One particular highlight on the Monday, was the update on Dystonia. Professor Albanese described the process through which a panel of experts have sought to improve our approach to classifying dystonia (soon to be published in Movement Disorders), now including Axis 1 describing clinical characteristics, and Axis 2 referring to the underlying anatomy and aetiology. Professor Bhatia then reminded us of the range of paroxysmal movement disorders, recent genetic discoveries and the overlap between movement disorders and rare epileptic seizure presentations e.g. faciobrachial seizures associated with VGKC antibodies.
The Tuesday morning plenary sessions offered excellent talks on therapeutics in Parkinson’s, atypical Parkinsonism and hyperkinetic/ataxic movement disorders. The new clinico-pathologically-themed ‘Challenge the Experts’ afternoon parallel session saw renowned neurologists pitting their wits in the differential diagnosis of cases that included Fahr’s disease, pallido-luysian atrophy and progressive supranuclear palsy/chronic traumatic encephalopathy overlap. An equally excellent panel of pathologists was present to discuss the pathological findings in great detail.
Wednesday morning brought the annual presidential award lectures.
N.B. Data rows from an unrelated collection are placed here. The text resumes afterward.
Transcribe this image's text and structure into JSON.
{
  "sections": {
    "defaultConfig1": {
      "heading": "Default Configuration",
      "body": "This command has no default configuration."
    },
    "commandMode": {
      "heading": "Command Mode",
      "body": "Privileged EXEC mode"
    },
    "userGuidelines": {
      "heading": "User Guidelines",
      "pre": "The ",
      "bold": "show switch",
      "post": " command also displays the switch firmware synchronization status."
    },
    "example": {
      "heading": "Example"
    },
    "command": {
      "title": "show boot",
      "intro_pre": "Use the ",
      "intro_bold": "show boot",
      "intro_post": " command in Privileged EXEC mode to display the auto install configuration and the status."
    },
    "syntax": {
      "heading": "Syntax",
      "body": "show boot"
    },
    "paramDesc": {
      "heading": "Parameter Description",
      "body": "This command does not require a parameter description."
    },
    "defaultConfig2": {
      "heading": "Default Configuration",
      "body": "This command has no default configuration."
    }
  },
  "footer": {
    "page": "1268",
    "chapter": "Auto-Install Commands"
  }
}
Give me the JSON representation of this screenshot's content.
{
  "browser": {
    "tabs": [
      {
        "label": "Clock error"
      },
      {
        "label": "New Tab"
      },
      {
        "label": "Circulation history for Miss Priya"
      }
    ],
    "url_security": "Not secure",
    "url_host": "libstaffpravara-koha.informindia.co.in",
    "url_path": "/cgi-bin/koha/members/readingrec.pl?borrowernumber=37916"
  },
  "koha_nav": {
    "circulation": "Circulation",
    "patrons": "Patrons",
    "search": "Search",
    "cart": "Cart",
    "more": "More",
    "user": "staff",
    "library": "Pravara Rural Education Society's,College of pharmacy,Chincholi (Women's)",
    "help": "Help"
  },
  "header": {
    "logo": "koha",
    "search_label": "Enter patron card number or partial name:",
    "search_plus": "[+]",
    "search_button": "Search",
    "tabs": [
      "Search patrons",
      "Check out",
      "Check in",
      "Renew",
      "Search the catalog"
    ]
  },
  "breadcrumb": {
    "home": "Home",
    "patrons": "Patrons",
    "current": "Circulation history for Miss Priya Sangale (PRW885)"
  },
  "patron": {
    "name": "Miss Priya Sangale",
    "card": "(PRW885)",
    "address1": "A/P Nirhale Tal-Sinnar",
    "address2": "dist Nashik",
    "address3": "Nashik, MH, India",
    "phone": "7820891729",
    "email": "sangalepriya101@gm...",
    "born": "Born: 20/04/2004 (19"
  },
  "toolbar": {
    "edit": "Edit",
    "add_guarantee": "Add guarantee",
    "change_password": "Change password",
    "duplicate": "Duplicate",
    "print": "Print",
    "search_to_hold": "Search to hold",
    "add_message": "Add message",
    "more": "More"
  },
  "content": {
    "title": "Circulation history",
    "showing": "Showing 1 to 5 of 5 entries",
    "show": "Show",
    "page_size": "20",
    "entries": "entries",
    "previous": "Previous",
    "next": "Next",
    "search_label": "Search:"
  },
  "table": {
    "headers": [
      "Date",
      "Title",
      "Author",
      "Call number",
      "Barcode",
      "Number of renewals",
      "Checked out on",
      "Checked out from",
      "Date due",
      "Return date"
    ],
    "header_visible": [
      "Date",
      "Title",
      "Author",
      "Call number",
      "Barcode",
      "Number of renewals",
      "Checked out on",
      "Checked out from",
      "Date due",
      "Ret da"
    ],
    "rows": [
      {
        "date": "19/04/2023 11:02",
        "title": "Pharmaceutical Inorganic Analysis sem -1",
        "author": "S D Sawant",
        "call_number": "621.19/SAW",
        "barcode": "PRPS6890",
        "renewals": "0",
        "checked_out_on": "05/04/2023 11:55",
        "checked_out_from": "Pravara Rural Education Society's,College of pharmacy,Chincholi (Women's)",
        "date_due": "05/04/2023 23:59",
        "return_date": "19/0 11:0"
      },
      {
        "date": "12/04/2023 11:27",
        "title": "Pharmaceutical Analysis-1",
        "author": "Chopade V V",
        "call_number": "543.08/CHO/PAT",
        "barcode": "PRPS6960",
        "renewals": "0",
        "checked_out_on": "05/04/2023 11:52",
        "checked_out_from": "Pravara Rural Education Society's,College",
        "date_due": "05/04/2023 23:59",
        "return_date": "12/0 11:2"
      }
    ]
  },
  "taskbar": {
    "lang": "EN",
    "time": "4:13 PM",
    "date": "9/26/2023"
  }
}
Recipient Philip Thomson gave an interesting Stanley Fahn lecture with the title ‘The Signs of a Neurologist’, and Peter Jenner from King’s College London then gave an excellent C. David Marsden lecture entitled ‘Parkinson’s disease: the Windmills of your Mind’. Alison Yarnall, from Newcastle, spoke beautifully on mild cognitive impairment in Parkinson’s; she won the junior award alongside two Korean candidates.
The newly named ‘Video Challenge’ took place on the Wednesday evening. This event was formerly known as the ‘Video Olympics’, until a formal challenge from the official Olympic Committee two years ago, and the name was revised to the ‘Video Games’. However this was felt to be insensitive to the plight of the patients in the cases, and the ‘Games’ element has now been dropped. There was a new look panel as well. Traditionally the Video Challenge saw two panels of four international experts go head-to-head in the diagnosis of difficult cases. This year there was a single panel of five experts including Professor Bhatia from Queen Square. The cases were as follows:
The Blue ribbon highlights session took place on the final morning of the Congress. The members of the panel presented the best abstracts from the week. Abstract categories included: basic science (including models and biomarker exploration), clinical aspects of movement disorders (neurobehavioural problems, developing at-risk cohorts, deep brain stimulation, mobile technologies, dopaminergic therapeutic strategies and PD in Africa). Further parallel sessions on Thursday afternoon brought the conclusion of an excellent meeting in an equally excellent city.
Roll on MDS Congress 18 in Stockholm!